Saturday, March 17, 2018

Movie review of "Sense and Sensibility" (1995 Film with Emma Thompson)

        It's been quite a while since I have posted anything, but I always have things I want to talk about. Life just gets so busy!! I often thought I might want to post a movie review now and then so consider this my first - although it is not a recent film, it is one of my favorites. In fact, I was required to watch it and write a review on it for one of my assignments in a British Literature class I am taking, so I decided I would simply share it. If you have never seen it - what's wrong with you??? (Just kidding, but not that much. Really, it's a must see). However, if you have not seen it yet then this review will not make much sense and it will contain spoilers so, bear that in mind. 

        I love that the character Marianne loves poetry because soon this blog will have daily posts once National Poetry Month starts in April. But for now, for what it's worth ~ here ya' go: 

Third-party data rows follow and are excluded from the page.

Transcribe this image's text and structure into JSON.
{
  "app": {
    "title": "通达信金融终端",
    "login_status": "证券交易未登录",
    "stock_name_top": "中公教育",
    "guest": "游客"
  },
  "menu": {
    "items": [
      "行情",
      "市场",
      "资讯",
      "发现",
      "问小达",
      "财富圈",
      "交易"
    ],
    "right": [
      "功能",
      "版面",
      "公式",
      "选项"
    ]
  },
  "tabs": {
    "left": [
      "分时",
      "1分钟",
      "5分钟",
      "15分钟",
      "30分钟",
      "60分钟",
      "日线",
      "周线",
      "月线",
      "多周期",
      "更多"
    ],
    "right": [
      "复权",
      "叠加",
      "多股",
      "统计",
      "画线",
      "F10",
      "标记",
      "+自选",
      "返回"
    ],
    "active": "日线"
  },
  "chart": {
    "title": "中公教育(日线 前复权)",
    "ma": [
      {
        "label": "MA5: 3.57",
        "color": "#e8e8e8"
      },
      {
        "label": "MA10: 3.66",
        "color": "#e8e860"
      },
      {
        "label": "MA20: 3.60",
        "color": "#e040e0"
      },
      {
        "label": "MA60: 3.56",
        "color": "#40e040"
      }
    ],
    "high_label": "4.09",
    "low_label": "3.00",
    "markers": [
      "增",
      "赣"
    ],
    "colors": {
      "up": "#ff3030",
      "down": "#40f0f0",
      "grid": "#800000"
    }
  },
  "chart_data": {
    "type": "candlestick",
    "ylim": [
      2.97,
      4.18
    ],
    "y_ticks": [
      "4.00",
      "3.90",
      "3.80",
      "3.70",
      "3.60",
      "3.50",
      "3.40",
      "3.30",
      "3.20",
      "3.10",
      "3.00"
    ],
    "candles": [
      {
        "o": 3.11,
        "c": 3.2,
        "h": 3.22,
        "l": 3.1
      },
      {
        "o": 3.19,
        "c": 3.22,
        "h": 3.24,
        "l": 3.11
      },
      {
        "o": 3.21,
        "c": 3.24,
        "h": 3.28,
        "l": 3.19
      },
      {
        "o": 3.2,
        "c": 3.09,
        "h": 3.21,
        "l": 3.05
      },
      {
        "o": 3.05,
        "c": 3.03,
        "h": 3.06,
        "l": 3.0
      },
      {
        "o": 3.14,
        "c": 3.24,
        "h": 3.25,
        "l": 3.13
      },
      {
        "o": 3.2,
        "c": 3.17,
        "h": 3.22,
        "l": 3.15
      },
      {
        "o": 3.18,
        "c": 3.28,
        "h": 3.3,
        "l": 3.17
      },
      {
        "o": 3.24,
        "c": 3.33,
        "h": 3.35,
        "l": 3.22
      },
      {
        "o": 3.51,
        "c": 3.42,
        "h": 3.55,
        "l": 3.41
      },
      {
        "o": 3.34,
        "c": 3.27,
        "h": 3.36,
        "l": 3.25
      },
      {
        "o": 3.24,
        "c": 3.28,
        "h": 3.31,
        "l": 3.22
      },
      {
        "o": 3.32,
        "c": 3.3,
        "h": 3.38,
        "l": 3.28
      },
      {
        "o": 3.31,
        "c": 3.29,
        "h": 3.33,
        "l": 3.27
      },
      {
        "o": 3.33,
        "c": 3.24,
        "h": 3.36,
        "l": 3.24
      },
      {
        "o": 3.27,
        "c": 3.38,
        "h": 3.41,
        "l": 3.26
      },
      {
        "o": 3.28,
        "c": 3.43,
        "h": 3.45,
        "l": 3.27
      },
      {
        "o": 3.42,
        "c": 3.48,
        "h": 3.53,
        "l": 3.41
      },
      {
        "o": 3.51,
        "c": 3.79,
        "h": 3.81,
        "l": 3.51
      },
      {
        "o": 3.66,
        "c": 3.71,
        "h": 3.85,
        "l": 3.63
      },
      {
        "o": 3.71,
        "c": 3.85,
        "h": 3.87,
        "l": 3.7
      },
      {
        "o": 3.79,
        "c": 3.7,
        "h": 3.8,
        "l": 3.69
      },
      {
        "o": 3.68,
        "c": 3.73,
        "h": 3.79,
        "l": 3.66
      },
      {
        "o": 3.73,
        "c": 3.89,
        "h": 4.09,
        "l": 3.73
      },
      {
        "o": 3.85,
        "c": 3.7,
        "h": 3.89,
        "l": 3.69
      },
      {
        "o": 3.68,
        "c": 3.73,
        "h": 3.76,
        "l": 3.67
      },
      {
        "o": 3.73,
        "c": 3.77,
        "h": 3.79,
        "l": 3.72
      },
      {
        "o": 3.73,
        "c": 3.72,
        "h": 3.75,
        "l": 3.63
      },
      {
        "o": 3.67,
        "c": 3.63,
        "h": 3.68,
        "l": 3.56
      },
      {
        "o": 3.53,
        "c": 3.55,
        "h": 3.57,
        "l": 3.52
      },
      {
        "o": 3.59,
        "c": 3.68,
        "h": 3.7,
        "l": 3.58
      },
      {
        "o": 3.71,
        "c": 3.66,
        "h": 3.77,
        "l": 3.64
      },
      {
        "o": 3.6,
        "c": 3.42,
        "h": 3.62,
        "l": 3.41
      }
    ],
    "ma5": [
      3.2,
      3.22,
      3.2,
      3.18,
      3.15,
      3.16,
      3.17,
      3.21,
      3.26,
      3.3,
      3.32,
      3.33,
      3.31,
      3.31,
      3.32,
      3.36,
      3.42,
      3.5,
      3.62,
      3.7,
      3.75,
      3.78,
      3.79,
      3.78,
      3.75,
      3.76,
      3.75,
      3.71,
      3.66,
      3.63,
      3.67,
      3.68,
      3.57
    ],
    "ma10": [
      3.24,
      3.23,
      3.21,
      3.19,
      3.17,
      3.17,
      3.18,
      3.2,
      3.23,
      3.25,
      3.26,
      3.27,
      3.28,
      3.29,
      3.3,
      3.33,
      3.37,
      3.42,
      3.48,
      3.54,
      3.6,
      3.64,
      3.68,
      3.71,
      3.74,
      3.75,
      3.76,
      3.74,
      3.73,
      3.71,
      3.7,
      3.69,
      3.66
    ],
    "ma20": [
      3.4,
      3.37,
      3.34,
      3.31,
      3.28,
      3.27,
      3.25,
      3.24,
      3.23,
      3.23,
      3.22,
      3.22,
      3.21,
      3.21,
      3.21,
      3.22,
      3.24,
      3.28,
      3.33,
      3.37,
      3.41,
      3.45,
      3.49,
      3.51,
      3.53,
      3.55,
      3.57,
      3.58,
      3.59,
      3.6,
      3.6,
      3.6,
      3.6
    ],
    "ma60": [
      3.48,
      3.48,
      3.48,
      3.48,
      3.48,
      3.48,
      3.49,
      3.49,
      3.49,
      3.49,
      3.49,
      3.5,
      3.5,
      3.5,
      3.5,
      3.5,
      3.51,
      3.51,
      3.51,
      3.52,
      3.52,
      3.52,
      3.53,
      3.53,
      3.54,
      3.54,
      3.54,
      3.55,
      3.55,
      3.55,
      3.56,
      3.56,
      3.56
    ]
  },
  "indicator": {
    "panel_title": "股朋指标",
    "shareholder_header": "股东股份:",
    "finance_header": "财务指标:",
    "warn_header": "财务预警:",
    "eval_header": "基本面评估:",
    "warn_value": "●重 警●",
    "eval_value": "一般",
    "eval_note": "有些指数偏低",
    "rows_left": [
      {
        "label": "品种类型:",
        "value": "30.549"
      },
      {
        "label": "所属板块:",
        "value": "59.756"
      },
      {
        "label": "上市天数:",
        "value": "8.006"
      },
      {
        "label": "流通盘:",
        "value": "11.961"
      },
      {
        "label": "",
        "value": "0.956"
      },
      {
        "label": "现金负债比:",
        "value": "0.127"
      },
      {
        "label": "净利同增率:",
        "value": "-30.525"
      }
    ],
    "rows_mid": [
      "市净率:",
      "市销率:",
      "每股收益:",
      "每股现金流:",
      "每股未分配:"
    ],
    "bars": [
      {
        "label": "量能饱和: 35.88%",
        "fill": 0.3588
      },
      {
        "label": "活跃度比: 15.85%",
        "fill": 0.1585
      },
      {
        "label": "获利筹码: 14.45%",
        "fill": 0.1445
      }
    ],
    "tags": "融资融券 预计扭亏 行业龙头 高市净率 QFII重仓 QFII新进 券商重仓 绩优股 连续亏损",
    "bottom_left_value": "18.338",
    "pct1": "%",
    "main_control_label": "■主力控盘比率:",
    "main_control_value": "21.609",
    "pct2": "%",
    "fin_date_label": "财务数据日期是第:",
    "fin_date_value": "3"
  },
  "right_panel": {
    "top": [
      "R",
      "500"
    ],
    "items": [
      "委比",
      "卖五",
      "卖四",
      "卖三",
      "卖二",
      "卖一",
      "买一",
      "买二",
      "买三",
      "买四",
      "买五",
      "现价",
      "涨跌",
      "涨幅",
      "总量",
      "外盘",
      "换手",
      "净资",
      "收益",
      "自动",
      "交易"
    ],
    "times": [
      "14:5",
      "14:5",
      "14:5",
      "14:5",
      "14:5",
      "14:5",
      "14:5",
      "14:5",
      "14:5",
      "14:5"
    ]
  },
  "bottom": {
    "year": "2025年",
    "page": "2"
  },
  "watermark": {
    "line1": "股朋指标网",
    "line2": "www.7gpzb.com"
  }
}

I loved watching Sense and Sensibility once again. It is a favorite of mine. There are so many things to love about this film: It has a PG rating, some of my favorite actors, the film embraces comedy, drama, and romance while sharing a historical viewpoint of family life and the culture of the times (which would be life in England in the early 1800s). The period costumes are wonderful, the cinematography is breathtaking; even the indoor scenes are just perfection. It is well-written and well-acted. It draws me in every time I watch it. I find it to be a beautifully crafted film. I think the director did an outstanding job and I wouldn’t really change anything (well, maybe not have Mr. Parker and his wife, Mrs. Jennings' daughter, each offer Elinor a cup of tea just moments after each other when she is looking out the window, worried about Marianne).
I love the fact the Emma Thompson is the screenwriter and plays one of the main characters, Elinor Dashwood. This was her first effort at screenwriting and it took her five years to complete (and is the 1996 Academy Award winner for the Best Adapted Screenplay). She fills in some gaps where the novel doesn’t always give an explanation or an understanding of certain situations, but with the characters’ conversations and relationships with each other, it is easy to fall in love with all of them for one reason or another.
There are actually only a few settings; basically Devonshire and London, England, as well as the indoor settings for the several homes involved, including the cottage at Barton Park. Also, the viewer is treated to a glamorous ball, complete with dances of the times.
Observing how the characters relate to each other gives the viewer a chance to see a time when things were slower and more genteel. There was a great deal of bowing going on. The people were more guarded, for the most part, but the storyline allows for some characters to be more gregarious and flamboyant. And yet, it seems there were “politics” at that time, especially when it comes to behavior, property ownership, wealth, and courtships.
I love the characters of Mrs. Jennings and Sir John, who are good-natured gossips (just being friendly). They each have a heart of gold and genuinely welcome the Dashwood women to Barton Park. I feel the casting agent did an excellent job in this film. Hugh Grant brings a certain boyish charm to an otherwise reserved and at times awkward Edward, being forced into several situations he would rather not be in. Kate Winslet is delightful as Marianne. Gemma Jones plays her part as grieving widow but supportive and caring mother perfectly. Alan Rickman, often a villain, is superb as Colonel Brandon. Other cast members fill their roles equally well.
There is a great contrast and yet balance between the two oldest Dashwood sisters, Elinor and Marianne. Elinor is older, proper and more reserved, while Marianne is younger, spontaneous, and makes her feelings known, even to possible suitors. They both play well off of each other and have a comfortable banter between them. I love Elinor’s dry wit and Emma Thompson plays her character exquisitely, despite being much older than the same character in the novel.
After the scare that Marianne might die from the fever she gets as a result of traipsing through the rain just to see Willoughby's estate, obstacles are overcome, misunderstandings set right, and all ends well. As the film comes to a satisfying close, I, for one, am all the happier and more content for having watched it. Cheers!!